We were eating dinner and one of the boys asked me what I’d done that day. “Clean the house,” I said.
“Nice,” they replied in unison.
It was a rote response. They weren’t saying it looked nice. It was simply an acknowledgment that I’d spoken. Shaking my head I laughed. Before I could tell them what was funny one of them changed the subject.
I let it go. Dinner didn’t need to be ruined by a guilt trip from me. I was frustrated though. How is it that when the soap scum, toothpaste, and fingerprints mysteriously disappear they don’t notice. Or when the wastebasket overflowing with trash is suddenly empty they can’t tell. It’s mind boggling.
My sweetie would say the house is always so neat and clean they can’t tell the difference. That’s simply not true. It’s not ALWAYS clean. That’s not possible with two teenage boys that leave a bigger carbon footprint than an SUV.
Flash forward a couple weeks and I was back at it—cleaning their bathroom. Feeling uninspired by a task I assumed would go unnoticed again. Granted this is something I should have them do, but I value preserving the finishes in the house more than their labor. There are lots of other things they do that don’t involve cleaning products. Mow, rake, set the table, clear the table, etc.
The more I scrubbed the madder I got. That meant the bathroom was cleaner than ever. I was like a white tornado sweeping through. I had so much momentum going I didn’t even see the penny lying on Luke’s bedroom floor. I had to step on it to find it.

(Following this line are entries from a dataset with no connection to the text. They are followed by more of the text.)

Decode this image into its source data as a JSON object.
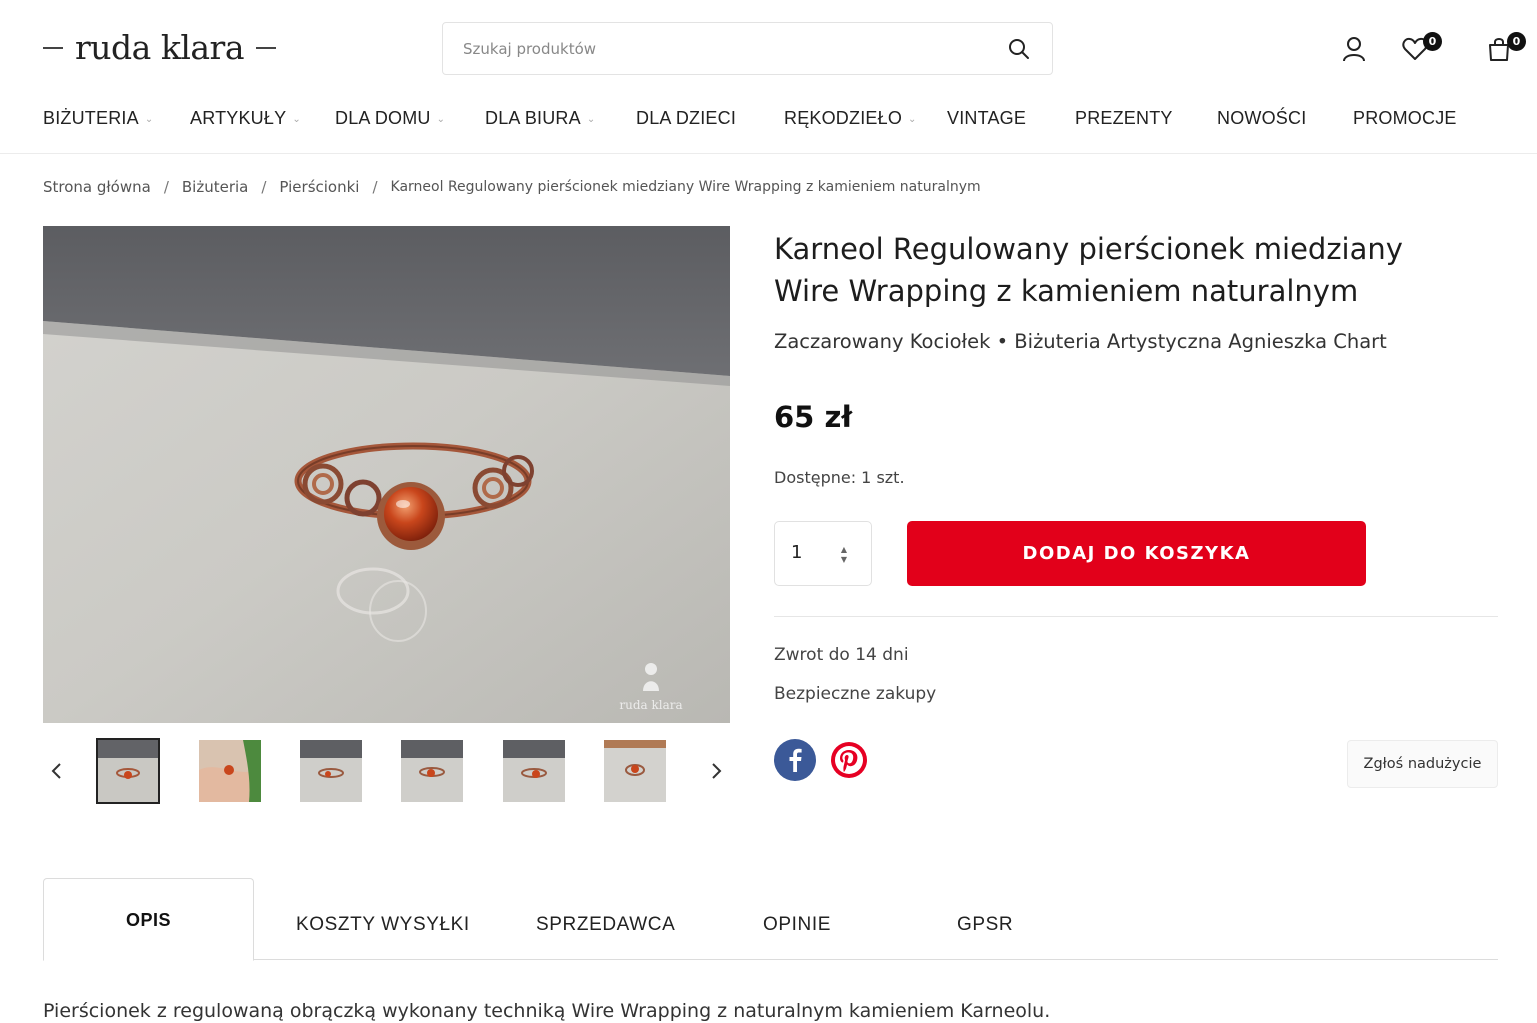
{
  "header": {
    "logo_text": "ruda klara",
    "search_placeholder": "Szukaj produktów",
    "wishlist_count": "0",
    "cart_count": "0"
  },
  "nav": {
    "items": [
      {
        "label": "BIŻUTERIA",
        "has_dropdown": true
      },
      {
        "label": "ARTYKUŁY",
        "has_dropdown": true
      },
      {
        "label": "DLA DOMU",
        "has_dropdown": true
      },
      {
        "label": "DLA BIURA",
        "has_dropdown": true
      },
      {
        "label": "DLA DZIECI",
        "has_dropdown": false
      },
      {
        "label": "RĘKODZIEŁO",
        "has_dropdown": true
      },
      {
        "label": "VINTAGE",
        "has_dropdown": false
      },
      {
        "label": "PREZENTY",
        "has_dropdown": false
      },
      {
        "label": "NOWOŚCI",
        "has_dropdown": false
      },
      {
        "label": "PROMOCJE",
        "has_dropdown": false
      }
    ]
  },
  "breadcrumb": {
    "home": "Strona główna",
    "level1": "Biżuteria",
    "level2": "Pierścionki",
    "current": "Karneol Regulowany pierścionek miedziany Wire Wrapping z kamieniem naturalnym"
  },
  "product": {
    "title": "Karneol Regulowany pierścionek miedziany Wire Wrapping z kamieniem naturalnym",
    "seller": "Zaczarowany Kociołek • Biżuteria Artystyczna Agnieszka Chart",
    "price": "65 zł",
    "stock": "Dostępne: 1 szt.",
    "quantity": "1",
    "add_to_cart_label": "DODAJ DO KOSZYKA",
    "returns": "Zwrot do 14 dni",
    "secure": "Bezpieczne zakupy",
    "report_label": "Zgłoś nadużycie",
    "image_watermark": "ruda klara",
    "thumbnail_count": 6,
    "active_thumbnail": 1
  },
  "tabs": {
    "items": [
      "OPIS",
      "KOSZTY WYSYŁKI",
      "SPRZEDAWCA",
      "OPINIE",
      "GPSR"
    ],
    "active": "OPIS"
  },
  "description": {
    "text": "Pierścionek z regulowaną obrączką wykonany techniką Wire Wrapping z naturalnym kamieniem Karneolu."
  },
  "colors": {
    "accent_red": "#e2001a",
    "facebook_blue": "#3b5998",
    "pinterest_red": "#e60023"
  }
}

When I crouched down to pick it up I heard the voice in my head, I attribute to the Holy Spirit say, “They aren’t ungrateful they’re just distracted. Stop stewing about it and remind them.”
No, I thought. I prefer being angry about it. “No,” the voice responded. “Remind them.”
Since the voice ceased to be a passing thought, with penny in hand I went to the computer and wrote them a note. I tried not to make it too preachy. That never works.
When Luke came home from tennis he noticed it right away. I was in the kitchen and heard his bag drop, his size 13 feet come flying down the stairs and when I turned around he hugged me and said,
“Thank you very much Mom.”
Chase heard the commotion and came upstairs. “What’s going on,” he asked.
“Go upstairs and read the note,” insisted Luke.
“You’ll see,” Luke said pointing the way.
A minute later Chase was back in the kitchen offering his thanks. They both looked a little sheepish.
“I would just like to be noticed,” I said. “I’d like you to SEE what’s right in front of you.”
Luke the older of the two spoke first on their behalf, “We do Mom. We just forget to tell you.”
Flash forward another two weeks. Luke comes home from working out, goes to his room, notices the sparkling clean mirror in the bathroom reflecting back at him and calls down to me,
“Mom, thanks for cleaning. Everything looks really nice.”
“You’re welcome,” I said. “Thanks for noticing.”
Later I heard him mention it to Chase who then made a point to stop what he was doing and thank me.
Lesson learned it seemed, but what about me?
Every day I wake up to a beautiful sunrise over the Mesa. Light shines through the darkness so that I can see. Water from the mighty Colorado River waters my lawn. Birds feast at my feeder like I do at my table which has somehow never run out of food.
God’s presence and provision are everywhere in my life. But, like my own children I take it for granted. I’m not ungrateful I’m just accustomed to it. So much so, I forget to thank the hands that make it possible.
Thank you Lord.